For the Google algorithm and the company, the mission is to provide its users with the most useful and desired results. 

These are some of the factors that have already been playing their role:

Speed ​​(user experience)

For Google’s algorithm, speed and performance are two factors that improve the user experience with fast content delivery. The new look of the “Core Web Vitals” points, especially, in this direction, but there are other factors that are also important and that we detail below:

-Size of images and videos. It is one of the most important reasons for the slow loading of a website. A good practice is to choose the recommended sizes, use image and video compressors, faster formats, and use plugins and compression tools on the website.

-Quality accommodation. The response speed of hosting is a clear sign of performance for a website. Google’s algorithm has it as an important trait in ranking.

-Deferred loading. This technique ensures that images are only loaded when the user needs or scrolls over them. The effect is that only the web part that the user is viewing is read and that improves its performance.

-Avoid the inclusion of large elements such as bloated CSS / JavaScript that are widely used in websites created in WP templates, Magento, Shopify, etc. Excessive DOM and different caching protocols also delay loading. Avoiding them gives higher speed and a better score for the Google algorithm.

As we can see, many factors affect the speed and performance of a website. Here we leave you three tools that will help you to know the status of a website in this regard:

Website Responsiveness / Mobile Performance

The performance of websites on mobile devices, and the wide range of screen and browser sizes, is a signal to which the Google algorithm places great importance on rank.

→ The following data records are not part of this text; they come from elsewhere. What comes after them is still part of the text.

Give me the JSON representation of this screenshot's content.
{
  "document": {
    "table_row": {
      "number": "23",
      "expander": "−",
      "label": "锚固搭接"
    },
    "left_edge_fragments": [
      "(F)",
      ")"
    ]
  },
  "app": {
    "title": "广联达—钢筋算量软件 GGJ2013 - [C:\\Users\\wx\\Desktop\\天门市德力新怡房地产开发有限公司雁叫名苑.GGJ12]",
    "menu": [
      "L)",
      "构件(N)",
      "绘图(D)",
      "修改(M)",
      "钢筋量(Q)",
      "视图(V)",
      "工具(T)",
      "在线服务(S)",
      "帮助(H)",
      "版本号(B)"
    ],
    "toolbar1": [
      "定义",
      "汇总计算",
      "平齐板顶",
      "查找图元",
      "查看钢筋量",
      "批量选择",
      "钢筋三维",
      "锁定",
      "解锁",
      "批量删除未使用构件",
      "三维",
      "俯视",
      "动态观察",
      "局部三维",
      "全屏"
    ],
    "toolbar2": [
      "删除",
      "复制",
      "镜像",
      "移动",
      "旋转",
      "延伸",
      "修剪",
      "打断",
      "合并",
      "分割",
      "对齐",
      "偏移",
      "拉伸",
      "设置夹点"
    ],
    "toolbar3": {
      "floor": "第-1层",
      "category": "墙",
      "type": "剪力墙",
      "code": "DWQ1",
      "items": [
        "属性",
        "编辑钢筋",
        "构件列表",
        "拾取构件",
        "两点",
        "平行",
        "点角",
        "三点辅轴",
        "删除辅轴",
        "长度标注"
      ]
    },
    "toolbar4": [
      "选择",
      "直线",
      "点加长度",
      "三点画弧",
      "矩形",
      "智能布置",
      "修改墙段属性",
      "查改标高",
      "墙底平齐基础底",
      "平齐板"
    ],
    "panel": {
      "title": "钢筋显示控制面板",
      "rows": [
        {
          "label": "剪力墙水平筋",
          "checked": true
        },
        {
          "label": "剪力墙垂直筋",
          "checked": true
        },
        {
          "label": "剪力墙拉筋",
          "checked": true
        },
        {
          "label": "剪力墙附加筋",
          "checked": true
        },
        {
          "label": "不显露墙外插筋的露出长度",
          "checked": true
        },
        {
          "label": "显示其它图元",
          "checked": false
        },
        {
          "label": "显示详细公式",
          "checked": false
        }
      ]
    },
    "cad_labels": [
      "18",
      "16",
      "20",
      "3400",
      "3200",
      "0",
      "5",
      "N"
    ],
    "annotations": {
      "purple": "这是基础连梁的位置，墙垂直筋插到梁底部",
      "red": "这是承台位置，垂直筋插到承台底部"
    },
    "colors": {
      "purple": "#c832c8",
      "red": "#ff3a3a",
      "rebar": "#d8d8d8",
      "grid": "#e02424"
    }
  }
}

Now, with the latest update, it continues to become more relevant.

We leave you some considerations that help improve mobile performance and in the positioning, in the SERP, of the web.

-Use accelerated mobile pages.

-Implement marking of SCHEMA.

-Make sure you have HTML.

-Compress the images and videos.

-Don’t use flash.

-Use tiered content.

These are Google algorithm performance indicators that are not new but will be more relevant from now on.

Safe browsing / HTTPS security

HTTPS secure web browsing is a range that already has its importance and in this latest update of Google’s algorithm, it is more prominent as its lack is penalized.

Intrusive interstitial

The appearance of pop-ups and unwanted windows, the intrusive interstitial, is already a factor that has been penalized with the loss of credibility and points for positioning. 

Pop-ups and ads generally cover important parts of the content of the web page and are considered a bad experience when it does not conform to the guidelines established by Google’s algorithm:

-Don’t let the interstitial cover too much web content.

-Make sure the interstitial is responsive and shows an easy and clear way of closing, especially on mobile devices.

-Make sure it is only visible when required. For example: if you activate action and not on any occasion.

Build a “perfect experience” beyond the Google algorithm.

Regardless of the immediate effect of the “Core Web Vitals”, the update of the experience on the page represents a major change in the ranking systems of Google’s algorithm. It is a broader approach that aims to improve the user experience.

This classification is a determining factor for the webs, but beyond that, the sites with fluidity and agility are today the standard of the network. Sorting is one of the benefits of this end-user vision.

From higher conversions and a high engagement of your audience to an overall SEO with better results; Core Web Vitals are a great way to get there.

With our help, this update of the Google algorithm gives you more factors for the positioning of the company in the network. Now, the challenge is to find the best way to adapt and continue in the construction of the web, the community, and the exceptional experience for the visitors.

Leave a Comment

Your email address will not be published. Required fields are marked *